In their day, the streetcars were basic transportation for the masses, carrying a daily passenger load greater than the combined population of Minneapolis and St. Paul at its peak.

Now, they’re something fun, unusual, exotic. With their bright yellow paint and vast expanses of windows, clacking and creaking as they rumble by, they present a cheerful invitation to the lakeside crowds.

Look at me, they seem to say. Have you ever seen anything like this? C’mon, get aboard.

Aaron Isaacs has been involved with the trolley for most of his life.

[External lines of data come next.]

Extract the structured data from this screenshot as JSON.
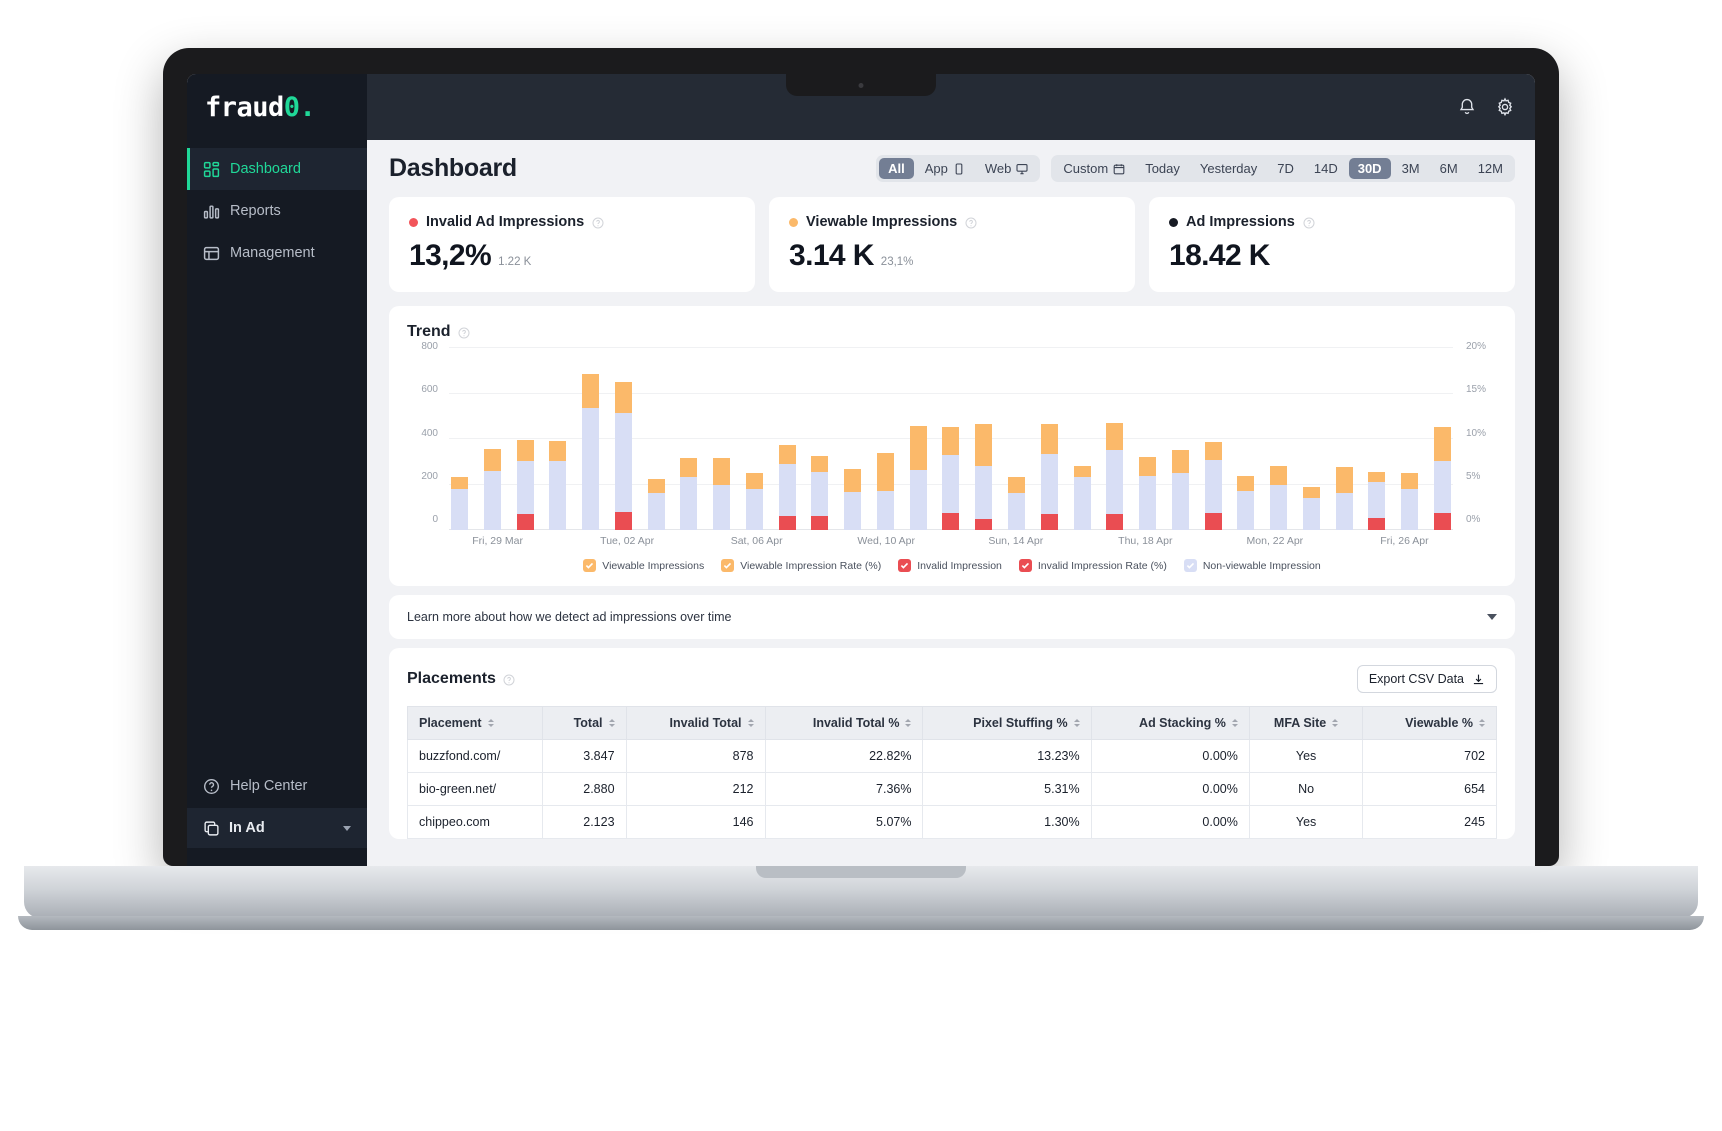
{
  "sidebar": {
    "brand": {
      "text": "fraud",
      "accent": "0",
      "suffix": "."
    },
    "items": [
      {
        "label": "Dashboard",
        "icon": "grid-icon"
      },
      {
        "label": "Reports",
        "icon": "bar-chart-icon"
      },
      {
        "label": "Management",
        "icon": "layout-icon"
      }
    ],
    "help": {
      "label": "Help Center",
      "icon": "question-circle-icon"
    },
    "account": {
      "label": "In Ad",
      "icon": "copy-icon"
    }
  },
  "topbar": {
    "bell": "bell-icon",
    "gear": "gear-icon"
  },
  "header": {
    "title": "Dashboard"
  },
  "filters": {
    "platform": [
      {
        "label": "All",
        "selected": true
      },
      {
        "label": "App",
        "icon": "mobile-icon",
        "selected": false
      },
      {
        "label": "Web",
        "icon": "desktop-icon",
        "selected": false
      }
    ],
    "range": [
      {
        "label": "Custom",
        "icon": "calendar-icon",
        "selected": false
      },
      {
        "label": "Today",
        "selected": false
      },
      {
        "label": "Yesterday",
        "selected": false
      },
      {
        "label": "7D",
        "selected": false
      },
      {
        "label": "14D",
        "selected": false
      },
      {
        "label": "30D",
        "selected": true
      },
      {
        "label": "3M",
        "selected": false
      },
      {
        "label": "6M",
        "selected": false
      },
      {
        "label": "12M",
        "selected": false
      }
    ]
  },
  "kpis": [
    {
      "label": "Invalid Ad Impressions",
      "value": "13,2%",
      "sub": "1.22 K",
      "color": "#f2555a"
    },
    {
      "label": "Viewable Impressions",
      "value": "3.14 K",
      "sub": "23,1%",
      "color": "#fbb96a"
    },
    {
      "label": "Ad Impressions",
      "value": "18.42 K",
      "sub": "",
      "color": "#171b24"
    }
  ],
  "trend": {
    "title": "Trend"
  },
  "chart_data": {
    "type": "bar",
    "title": "Trend",
    "stacked": true,
    "xlabel": "",
    "ylabel": "",
    "ylim": [
      0,
      800
    ],
    "y2lim": [
      0,
      20
    ],
    "yticks": [
      "800",
      "600",
      "400",
      "200",
      "0"
    ],
    "y2ticks": [
      "20%",
      "15%",
      "10%",
      "5%",
      "0%"
    ],
    "grid": true,
    "legend_position": "bottom",
    "tick_labels": [
      "Fri, 29 Mar",
      "Tue, 02 Apr",
      "Sat, 06 Apr",
      "Wed, 10 Apr",
      "Sun, 14 Apr",
      "Thu, 18 Apr",
      "Mon, 22 Apr",
      "Fri, 26 Apr"
    ],
    "tick_indices": [
      1,
      5,
      9,
      13,
      17,
      21,
      25,
      29
    ],
    "legend": [
      {
        "name": "Viewable Impressions",
        "color": "#fbb96a",
        "checked": true
      },
      {
        "name": "Viewable Impression Rate (%)",
        "color": "#fbb96a",
        "checked": true
      },
      {
        "name": "Invalid Impression",
        "color": "#ea4d52",
        "checked": true
      },
      {
        "name": "Invalid Impression Rate  (%)",
        "color": "#ea4d52",
        "checked": true
      },
      {
        "name": "Non-viewable Impression",
        "color": "#d8def5",
        "checked": true
      }
    ],
    "series": [
      {
        "name": "Invalid Impression",
        "color": "#ea4d52",
        "values": [
          0,
          0,
          72,
          0,
          0,
          80,
          0,
          0,
          0,
          0,
          62,
          60,
          0,
          0,
          0,
          76,
          46,
          0,
          70,
          0,
          72,
          0,
          0,
          76,
          0,
          0,
          0,
          0,
          52,
          0,
          76
        ]
      },
      {
        "name": "Non-viewable Impression",
        "color": "#d8def5",
        "values": [
          178,
          258,
          230,
          300,
          532,
          430,
          160,
          230,
          198,
          178,
          228,
          192,
          168,
          170,
          262,
          254,
          234,
          160,
          264,
          230,
          278,
          238,
          250,
          230,
          172,
          198,
          138,
          164,
          158,
          180,
          224
        ]
      },
      {
        "name": "Viewable Impressions",
        "color": "#fbb96a",
        "values": [
          55,
          95,
          90,
          88,
          148,
          135,
          62,
          85,
          115,
          72,
          82,
          72,
          98,
          168,
          192,
          120,
          184,
          70,
          128,
          50,
          120,
          82,
          100,
          80,
          66,
          84,
          52,
          110,
          42,
          68,
          152
        ]
      }
    ]
  },
  "learn": {
    "text": "Learn more about how we detect ad impressions over time"
  },
  "placements": {
    "title": "Placements",
    "export_label": "Export CSV Data",
    "columns": [
      "Placement",
      "Total",
      "Invalid Total",
      "Invalid Total %",
      "Pixel Stuffing %",
      "Ad Stacking %",
      "MFA Site",
      "Viewable %"
    ],
    "rows": [
      [
        "buzzfond.com/",
        "3.847",
        "878",
        "22.82%",
        "13.23%",
        "0.00%",
        "Yes",
        "702"
      ],
      [
        "bio-green.net/",
        "2.880",
        "212",
        "7.36%",
        "5.31%",
        "0.00%",
        "No",
        "654"
      ],
      [
        "chippeo.com",
        "2.123",
        "146",
        "5.07%",
        "1.30%",
        "0.00%",
        "Yes",
        "245"
      ]
    ]
  }
}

His father, George K. Isaacs, was one of the leaders of the group that began restoring discarded streetcars in the early 1960s and then got them running, first in St. Paul and later at the current sites in Minneapolis and Excelsior.

“We didn’t want this thing stuffed and mounted in a room,” Isaacs said. “We wanted people to experience it.”

And it’s an experience unlike those we’re used to, added Isaacs, who co-wrote a streetcar history, “Twin Cities by Trolley.” In an era when we travel isolated in our cars, earbuds in, cut off from the world, riding the streetcar brings us briefly into fellowship with our neighbors. If only for 15 minutes, the trolley turns us into a community.

“We used to do things communally that we now do individually,” Isaacs said. “And I think there’s nostalgia for that.”

A flurry of photos

Now we’ve been up to Lake Calhoun and back, passing Lakewood Cemetery, where I point out the grave of Minnesota hockey legend Bill Goldsworthy. You can easily see it from the trolley because fans always leave pucks on top of the headstone. We pull into the station and I try to bring the trolley to a gentle stop — something I don’t always achieve. The air brakes are touchy, and it’s easy to slam them on too fast, ending the ride with a jerk. This time, I’m fairly successful.

The other crew members and I chat with the passengers as they get off the trolley, giving high-fives to the little ones. There’s always a flurry of picture-taking at the end of the ride. People want us to take their pictures in front of the trolley, or they want a picture of their kids with one of the uniformed crew members.

Meanwhile, the next load of passengers is boarding the car. Another bunch of wiggly kids, another batch of smiling grandparents, another group of people who will ride this rig and wonder why we ever thought it was a good idea to give them up.

Clang! His-s-s-s-s. Clunk!